Figure: Harker construction for the case of MIR using two isomorphous derivatives. Measurement of only the native structure factor modulus and that for the first derivative leads to two possible orientations for the vector given by the two intersection points and . Inclusion of a second derivative however resolves the ambiguity and clearly selects for the correct orientation of .

The mathematical treatment of the Harker construction is as follows. For each derivative we can write down an equation using the cosine rule. For the 1st derivative this will be

 

and since we obtain an equation for the phase in terms of all other known quantities

 

Similarly for the 2nd derivative we have

 

The presence of the cosine terms in Eqs. gif and gif confirm that use of only one of the two derivatives gives two possible solutions for . Use of two or more derivatives however provide a set of simultaneous equations which may be solved to give absolutely.

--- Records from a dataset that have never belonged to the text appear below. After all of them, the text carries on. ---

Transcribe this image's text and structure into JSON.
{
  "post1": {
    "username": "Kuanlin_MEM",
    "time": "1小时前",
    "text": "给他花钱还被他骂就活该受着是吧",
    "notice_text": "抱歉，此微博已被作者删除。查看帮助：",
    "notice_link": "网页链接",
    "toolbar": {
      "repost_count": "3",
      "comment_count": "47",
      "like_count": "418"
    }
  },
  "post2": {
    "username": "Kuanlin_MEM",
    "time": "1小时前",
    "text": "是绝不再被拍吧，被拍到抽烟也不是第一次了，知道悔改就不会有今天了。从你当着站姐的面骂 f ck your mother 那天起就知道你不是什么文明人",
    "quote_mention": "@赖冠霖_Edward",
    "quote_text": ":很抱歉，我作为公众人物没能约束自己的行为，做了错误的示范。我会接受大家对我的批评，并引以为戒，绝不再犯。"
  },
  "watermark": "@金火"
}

The underlying idea of such a method for solving the phase problem is the measurement of at least three structure factor moduli from isomorphous structures where the only difference between the structures arises from the presence of a heavy atom structure with respect to the native protein or from changes in the heavy atom scattering from anomalous effects. Anomalous scattering has successfully been used in conjunction with isomorphous replacement to solve the phase problem in this manner [5].

Single Isomorphous Replacement with Anomalous Scattering (SIRAS) utilises measurements of the native structure factor moduli along with the measurements of derivative structure factor moduli when the the imaginary part of the atomic scattering factor for the heavy atom is significant; for example when the incident X-ray energy is tuned so that it is just higher than the atoms absorption edge energy where is near its maximum. Because of the violation of Friedel's law, this provides three different observations, , and where the + and refer to the Bijvoet mates. This situation is demonstrated in Fig. gif

  
Figure: Harker construction for the method of Single Isomorphous Replacement with Anomalous Scattering (SIRAS). Measurement of three structure factor moduli, one for the native protein and the Bijvoet mates from a derivative containing an anomalously scattering heavy atom, and lead to an unambiguous solution indicated by the vector .

The discussion of phasing methods so far has assumed that the heavy atom positions are known. The determination of the heavy atom structure is however non-trivial and is a pre-requisite for MIR and SIRAS phasing as well as for multiple wavelength methods which will be discussed in detail later. The next section deals with methods of finding the heavy atom structure.



next up previous contents index
Next: Determination of the Up: X-ray diffraction. Previous: Effects of anomalous



Gwyndaf Evans
Fri Oct 7 15:42:16 MET 1994